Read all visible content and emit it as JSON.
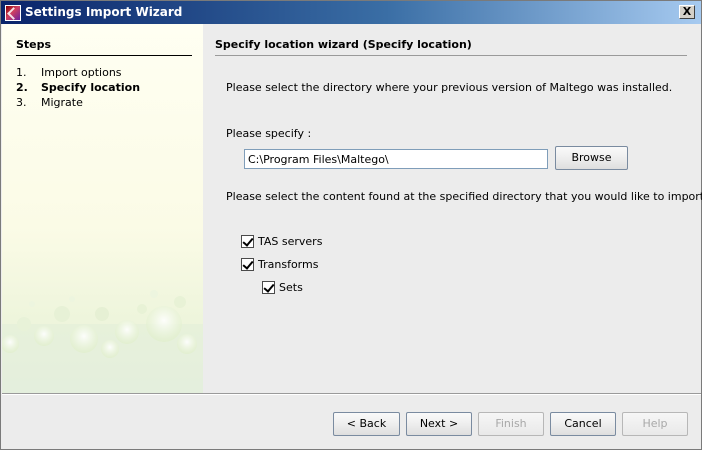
{
  "window": {
    "title": "Settings Import Wizard",
    "close_label": "X"
  },
  "steps": {
    "title": "Steps",
    "items": [
      {
        "num": "1.",
        "label": "Import options"
      },
      {
        "num": "2.",
        "label": "Specify location"
      },
      {
        "num": "3.",
        "label": "Migrate"
      }
    ],
    "current_index": 1
  },
  "content": {
    "title": "Specify location wizard (Specify location)",
    "instruction": "Please select the directory where your previous version of Maltego was installed.",
    "specify_label": "Please specify :",
    "path_value": "C:\\Program Files\\Maltego\\",
    "browse_label": "Browse",
    "content_instruction": "Please select the content found at the specified directory that you would like to import.",
    "options": [
      {
        "label": "TAS servers",
        "checked": true,
        "level": 0
      },
      {
        "label": "Transforms",
        "checked": true,
        "level": 0
      },
      {
        "label": "Sets",
        "checked": true,
        "level": 1
      }
    ]
  },
  "buttons": {
    "back": "< Back",
    "next": "Next >",
    "finish": "Finish",
    "cancel": "Cancel",
    "help": "Help"
  },
  "colors": {
    "titlebar_start": "#0a246a",
    "titlebar_end": "#a6caf0",
    "steps_background": "#fffff2",
    "window_background": "#ececec"
  },
  "icons": {
    "title": "maltego-app-icon",
    "close": "close-icon",
    "checkbox": "checkbox-checked-icon"
  }
}
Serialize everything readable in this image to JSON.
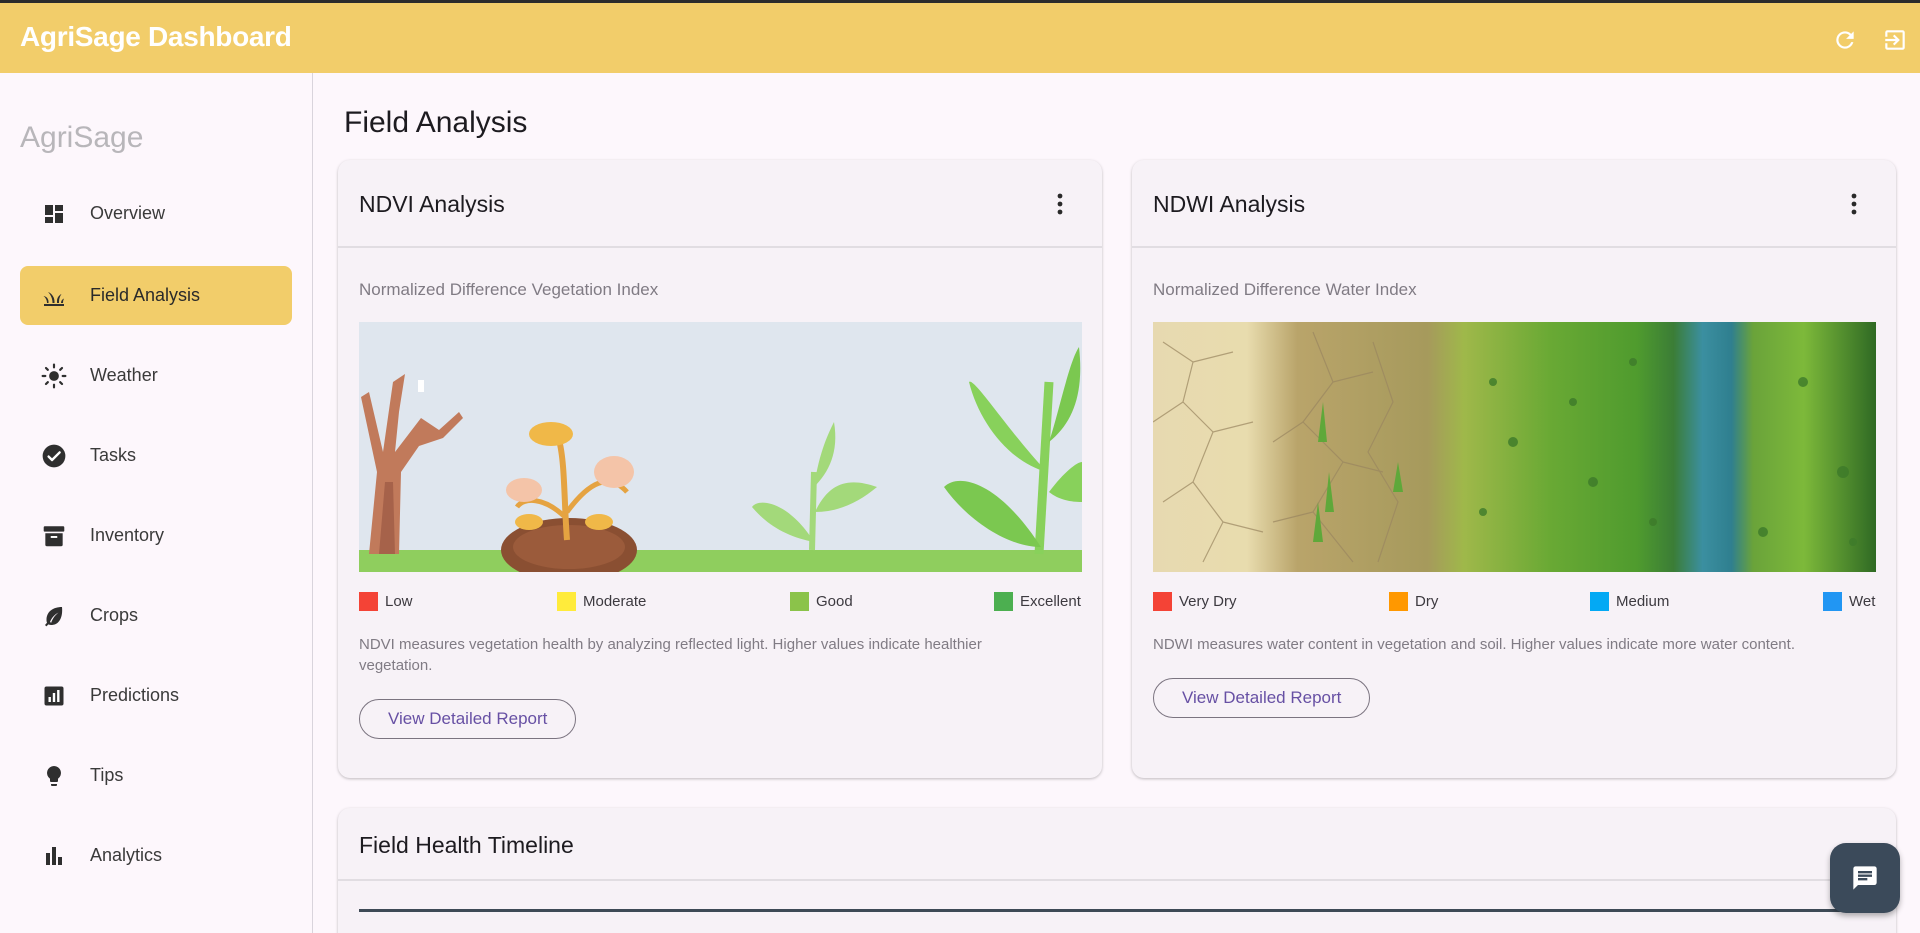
{
  "topbar": {
    "title": "AgriSage Dashboard",
    "refresh_icon": "refresh-icon",
    "logout_icon": "logout-icon",
    "bg_color": "#f2cd6a"
  },
  "sidebar": {
    "brand": "AgriSage",
    "items": [
      {
        "label": "Overview",
        "icon": "dashboard-icon",
        "active": false
      },
      {
        "label": "Field Analysis",
        "icon": "grass-icon",
        "active": true
      },
      {
        "label": "Weather",
        "icon": "sun-icon",
        "active": false
      },
      {
        "label": "Tasks",
        "icon": "check-circle-icon",
        "active": false
      },
      {
        "label": "Inventory",
        "icon": "archive-icon",
        "active": false
      },
      {
        "label": "Crops",
        "icon": "leaf-icon",
        "active": false
      },
      {
        "label": "Predictions",
        "icon": "insights-icon",
        "active": false
      },
      {
        "label": "Tips",
        "icon": "lightbulb-icon",
        "active": false
      },
      {
        "label": "Analytics",
        "icon": "bar-chart-icon",
        "active": false
      }
    ]
  },
  "main": {
    "page_title": "Field Analysis",
    "ndvi": {
      "title": "NDVI Analysis",
      "subtitle": "Normalized Difference Vegetation Index",
      "legend": [
        {
          "label": "Low",
          "color": "#f44336"
        },
        {
          "label": "Moderate",
          "color": "#ffeb3b"
        },
        {
          "label": "Good",
          "color": "#8bc34a"
        },
        {
          "label": "Excellent",
          "color": "#4caf50"
        }
      ],
      "description": "NDVI measures vegetation health by analyzing reflected light. Higher values indicate healthier vegetation.",
      "button": "View Detailed Report"
    },
    "ndwi": {
      "title": "NDWI Analysis",
      "subtitle": "Normalized Difference Water Index",
      "legend": [
        {
          "label": "Very Dry",
          "color": "#f44336"
        },
        {
          "label": "Dry",
          "color": "#ff9800"
        },
        {
          "label": "Medium",
          "color": "#03a9f4"
        },
        {
          "label": "Wet",
          "color": "#2196f3"
        }
      ],
      "description": "NDWI measures water content in vegetation and soil. Higher values indicate more water content.",
      "button": "View Detailed Report"
    },
    "timeline": {
      "title": "Field Health Timeline"
    }
  },
  "chat": {
    "icon": "chat-icon"
  }
}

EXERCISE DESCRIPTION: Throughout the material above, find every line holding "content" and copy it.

REPLY TO THE EXERCISE:
Read all visible content and emit it as JSON.
  "content": {
    "content_instruction": "Please select the content found at the specified directory that you would like to import.",
      "description": "NDWI measures water content in vegetation and soil. Higher values indicate more water content.",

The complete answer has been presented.